Michael A Rolenz wrote:
> as for the SGA...this is
> incredible! How often do these songs get played today? How many people
> know the tunes? I can say that I do only because the last two are one's
> that my parents still hum or sing because they learned them in their
> youth.
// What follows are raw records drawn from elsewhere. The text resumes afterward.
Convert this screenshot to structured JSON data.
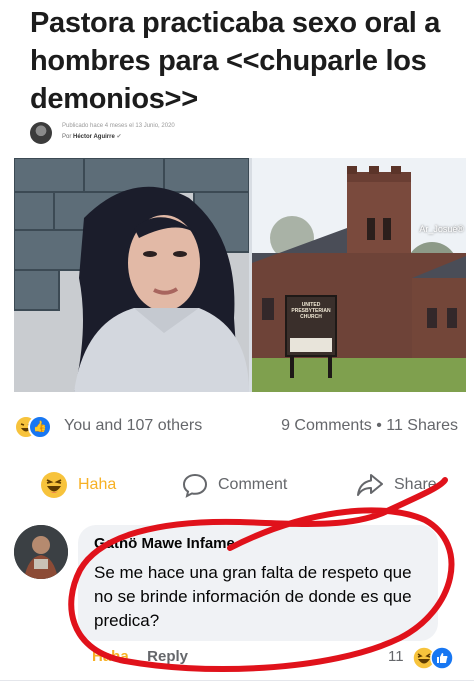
{
  "headline": "Pastora practicaba sexo oral a hombres para <<chuparle los demonios>>",
  "byline": {
    "meta_line": "Publicado hace 4 meses el 13 Junio, 2020",
    "author_prefix": "Por",
    "author": "Héctor Aguirre"
  },
  "photo": {
    "church_sign": "UNITED PRESBYTERIAN CHURCH",
    "watermark": "Ar_Josué®"
  },
  "reactions": {
    "summary": "You and 107 others",
    "stats": "9 Comments • 11 Shares"
  },
  "actions": {
    "haha": "Haha",
    "comment": "Comment",
    "share": "Share"
  },
  "comment": {
    "author": "Gathö Mawe Infame",
    "text": "Se me hace una gran falta de respeto que no se brinde información de donde es que predica?",
    "haha_link": "Haha",
    "reply_link": "Reply",
    "reaction_count": "11"
  },
  "colors": {
    "haha": "#f7b125",
    "like": "#1877f2",
    "annotation": "#e0121b",
    "secondary_text": "#65676b"
  }
}
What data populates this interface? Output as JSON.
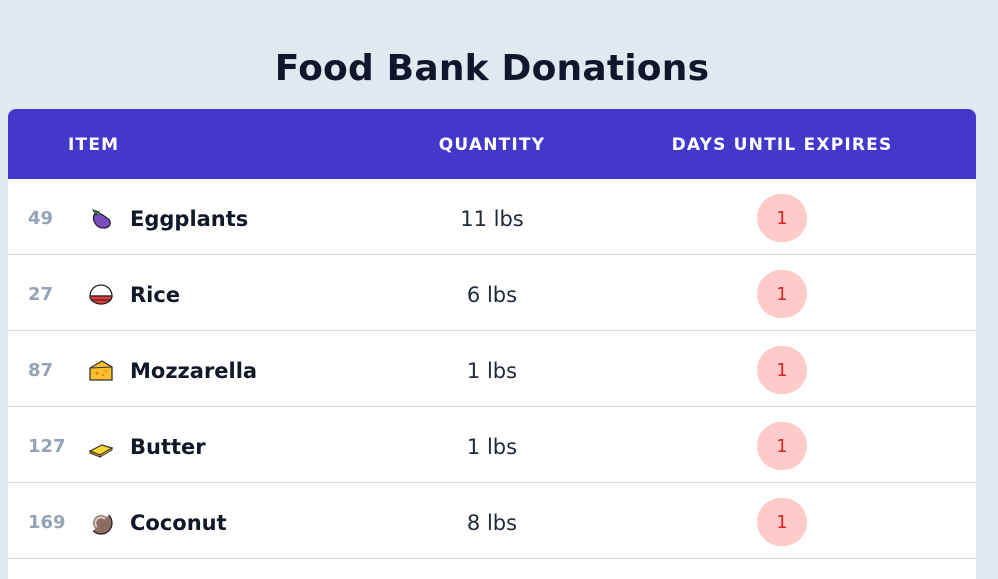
{
  "page": {
    "title": "Food Bank Donations"
  },
  "table": {
    "headers": {
      "item": "ITEM",
      "quantity": "QUANTITY",
      "days": "DAYS UNTIL EXPIRES"
    },
    "rows": [
      {
        "id": "49",
        "icon": "eggplant-icon",
        "name": "Eggplants",
        "quantity": "11 lbs",
        "days": "1"
      },
      {
        "id": "27",
        "icon": "rice-icon",
        "name": "Rice",
        "quantity": "6 lbs",
        "days": "1"
      },
      {
        "id": "87",
        "icon": "cheese-icon",
        "name": "Mozzarella",
        "quantity": "1 lbs",
        "days": "1"
      },
      {
        "id": "127",
        "icon": "butter-icon",
        "name": "Butter",
        "quantity": "1 lbs",
        "days": "1"
      },
      {
        "id": "169",
        "icon": "coconut-icon",
        "name": "Coconut",
        "quantity": "8 lbs",
        "days": "1"
      }
    ]
  },
  "colors": {
    "background": "#e2e8f0",
    "header": "#4338ca",
    "badge_bg": "#fecaca",
    "badge_text": "#dc2626"
  }
}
But what an incredible Whine "OHHHHH alll this stuff will enter the
> public domain if you don't keep extending copyright and we can't have that
> even though some of you don't even know the tunes..."

Actually the counter argument to this is that the reason WHY nobody
knows these tunes (when we all should) IS long copyrights.  One of the
benefits of the public domain is that it act to make all people living
archivists.  Long copyrights mean that only corporations have the means
and opportunity to archive -- and aside from the occasional over-priced
"Time-Life" 19.95 per each disc/book/VHS/DVD series these self-same
corporations have little to no motivation.

It would be interesting to do a study of "most familiar non-contemporary
tunes."  My prediction, there would be a huge differential between the
1800's "Americana" songs that populate 100's of children's music CD's
(as they are out of copyright) and are popular at public concerts, and
more recent copyrighted works in terms of the number recognized, amount
of tune or lyric known.

Long copyrights work against broad public knowledge of works.  The
tragedy is that given a year for year lapse of copyright, earlier works
by an author (seminal initial "classics") could spur interest (and
royalties) for the remain works still copyrighted.  (and that perhaps
weren't value when they were released.  Certainly free library books
have gotten me to pay for other works by an author.  Lapsed works
(reissued by an Eldred Publishing type company) certainly should have
that same effect.